“I wanted to rededicate myself to God in that way because I really felt it was better for the condition of my soul. And I believe that God blessed me with Hailey as a result. There are perks. You get rewarded for good behavior,” Bieber added.
The singer said running into his now-wife in June made him realized how much he loved Baldwin despite their previous rough breakup.
“When I saw her last June, I just forgot how much I loved her and how much I missed her and how much of a positive impact she made on my life,” Bieber recalled. “I was like, 'Holy cow, this is what I’ve been looking for.'”
Bieber and Baldwin, who said they saved themselves for their wedding day, tied the knot in a New York City courthouse in September after 12 weeks of dating. Bieber admitted that sex was one reason for the quick marriage, but the couple is still planning their wedding party.
Baldwin, 22, said the “common denominator” between she and Bieber was “always church.” She admitted she was lonely the first few weeks after becoming the singer’s wife because of the nasty comments about her relationship being posted on social media.
“I prayed to feel peace about the decision [to get married], and that’s where I landed,” she said. “I love him very much. I have loved him for a long time.”
Baldwin said she’s committed to her marriage with Bieber.

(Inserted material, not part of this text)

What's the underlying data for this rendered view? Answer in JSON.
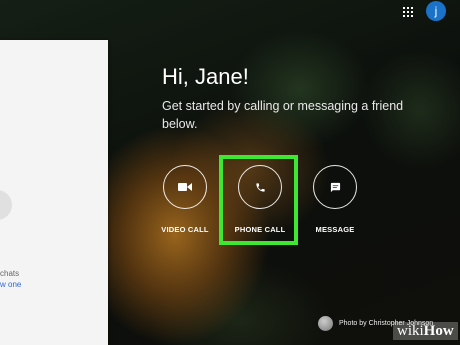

“We’re really young, and that’s a scary aspect. We’re going to change a lot. But we’re committed to growing together and supporting each other in those changes,” the model said. “That’s how I look at it. At the end of the day, too, he’s my best friend. I never get sick of him.”